WalterPinkmanHyzenburrg
WalterPinkmanHyzenburrg

Does this mean we can finally put a moratorium on the whole "Big, Beautiful, and Healthy" bull**** that women use to rationalize being 70 lbs overweight and brand any man a jerk who dares to contradict that idea as utter nonsense?  

mprimak
mprimak

@PhilVarlese  And obese elderly are a HUGE problem for caregivers, nurses, and physical therapists!  Also, obesity leads to increased wear and tear on joints as well and when people have bad hip and knee disease, the pain is magnified by the stress put on their joints by their weight.

Aelfgifu
Aelfgifu

@PhilVarleseYou'd have found that the answer to your question in the one-sentence-long third paragraph of this article if you had actually bothered to read it before you decided to comment.

RobertJory
RobertJory

@kris_12  Why are skinny people seen as healthy? Same reason attractive people are seen as more moral people. It's the way our brain works. The thing that is harder to achieve is seen as the better thing. Before food was so abundant and easy to get being fat was harder to achieve and seen as the desired appearance. Now being skinny is harder to achieve so it's the more desired look and people just assume it means you're also healthier. Being skinny you can be healthy or unhealthy, but being obese means you're unhealthy.

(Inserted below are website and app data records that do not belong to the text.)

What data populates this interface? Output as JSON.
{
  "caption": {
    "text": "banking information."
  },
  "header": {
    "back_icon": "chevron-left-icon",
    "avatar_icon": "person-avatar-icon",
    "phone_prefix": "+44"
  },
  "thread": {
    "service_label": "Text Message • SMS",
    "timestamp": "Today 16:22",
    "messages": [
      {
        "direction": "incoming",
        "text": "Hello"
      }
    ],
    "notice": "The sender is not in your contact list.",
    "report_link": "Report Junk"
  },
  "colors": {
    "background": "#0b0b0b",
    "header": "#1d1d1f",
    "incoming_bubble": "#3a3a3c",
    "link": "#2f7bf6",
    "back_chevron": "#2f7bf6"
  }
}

willowbyrn
willowbyrn

@RachelGilmore While you are correct that genetics plays a role in only a very minor number of cases of obesity there are other biological factors such as epigenetics and microbial flora that can bias a person toward weight gain. This is not to imply that these factors should be used as excuses because while weight loss may be harder for certain individuals it is not impossible.

Rich1417
Rich1417

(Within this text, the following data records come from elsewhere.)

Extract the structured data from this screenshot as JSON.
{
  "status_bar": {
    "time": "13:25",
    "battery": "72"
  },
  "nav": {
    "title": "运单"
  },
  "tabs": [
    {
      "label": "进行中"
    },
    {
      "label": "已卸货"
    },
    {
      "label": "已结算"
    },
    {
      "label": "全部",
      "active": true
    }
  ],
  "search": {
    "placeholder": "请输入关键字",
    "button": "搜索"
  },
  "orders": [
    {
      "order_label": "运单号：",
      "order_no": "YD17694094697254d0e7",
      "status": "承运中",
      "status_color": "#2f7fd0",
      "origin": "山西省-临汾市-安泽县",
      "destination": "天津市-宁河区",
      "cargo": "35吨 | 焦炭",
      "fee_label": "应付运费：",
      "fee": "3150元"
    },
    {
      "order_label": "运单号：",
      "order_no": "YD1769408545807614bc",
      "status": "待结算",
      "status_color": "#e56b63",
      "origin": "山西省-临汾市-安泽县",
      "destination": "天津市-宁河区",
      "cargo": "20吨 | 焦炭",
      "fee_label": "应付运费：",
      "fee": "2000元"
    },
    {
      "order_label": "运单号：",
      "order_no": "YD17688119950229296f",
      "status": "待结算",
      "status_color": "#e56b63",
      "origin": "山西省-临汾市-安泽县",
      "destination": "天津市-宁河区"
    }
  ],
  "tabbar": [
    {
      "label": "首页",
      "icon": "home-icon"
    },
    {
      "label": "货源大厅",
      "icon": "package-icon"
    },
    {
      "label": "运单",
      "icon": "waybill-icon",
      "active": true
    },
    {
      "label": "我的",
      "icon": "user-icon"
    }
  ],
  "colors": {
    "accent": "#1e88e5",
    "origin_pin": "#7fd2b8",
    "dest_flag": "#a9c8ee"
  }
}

@mary.waterton I have never heard of anyone who was fat and stopped eating all foods with added sugars or other added sweeteners and did not lose weight. As Mary says, sugar is their poison. Once a person stops eating it, he will find it much easier to control his appetite in all respects. And then he should take the next best steps of cutting out other high glycemic foods (white rice, potatoes, etc) and engaging in some physical activity every day (building up to the point he can walk or ride a bike for an hour or he can run or swim or dance for half an hour).

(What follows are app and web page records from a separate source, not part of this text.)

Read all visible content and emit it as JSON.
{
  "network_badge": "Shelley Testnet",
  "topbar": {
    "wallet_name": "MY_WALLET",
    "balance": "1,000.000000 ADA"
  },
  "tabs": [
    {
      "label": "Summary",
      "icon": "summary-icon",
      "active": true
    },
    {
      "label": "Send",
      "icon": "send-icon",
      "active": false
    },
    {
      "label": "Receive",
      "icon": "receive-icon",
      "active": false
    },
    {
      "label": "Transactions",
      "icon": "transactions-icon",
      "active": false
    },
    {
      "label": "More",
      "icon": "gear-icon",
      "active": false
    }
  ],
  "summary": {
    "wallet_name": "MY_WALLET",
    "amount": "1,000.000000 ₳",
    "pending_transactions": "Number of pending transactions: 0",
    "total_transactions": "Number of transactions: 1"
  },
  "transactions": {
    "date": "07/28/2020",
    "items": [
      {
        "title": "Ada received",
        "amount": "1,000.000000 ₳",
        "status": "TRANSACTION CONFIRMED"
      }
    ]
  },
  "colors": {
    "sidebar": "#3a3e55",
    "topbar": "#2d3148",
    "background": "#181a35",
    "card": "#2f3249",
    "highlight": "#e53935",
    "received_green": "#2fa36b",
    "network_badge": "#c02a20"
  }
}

Rich1417
Rich1417

@commentonitall A fairly good measure--better than BMI in my opinion--is your waist:height ratio (aka w/h). The circumference of your waist at your belly button (without sucking in) should not be greater than 50% of your measurement in height. For example, I am 6' 2" (or 74") tall and my waist at my belly button is 34". My w/h is therefore 0.46. That is in the healthy range. But, on the other hand, a man who is 5' 10" tall with a 40" waist has a w:h of 0.57, which is much too high. Using w/h is useful in a few respects: first, it accounts for those folks who are loaded with muscles, making their body mass appear too great for their size, when in reality they are fit; and second, because belly fat is much more dangerous for your health than other areas of body fat (say a fat butt or heavy thighs), w/h tells a fair tale of fit or fat. In fact, I have known men who are quite skinny in their legs, butt, arms, chest, head and so on, but have huge beer bellies. BMI might not completely capture just how unhealthy such people are, because their total body weight is not necessarily bad. But w/h will tell the story in those cases, too.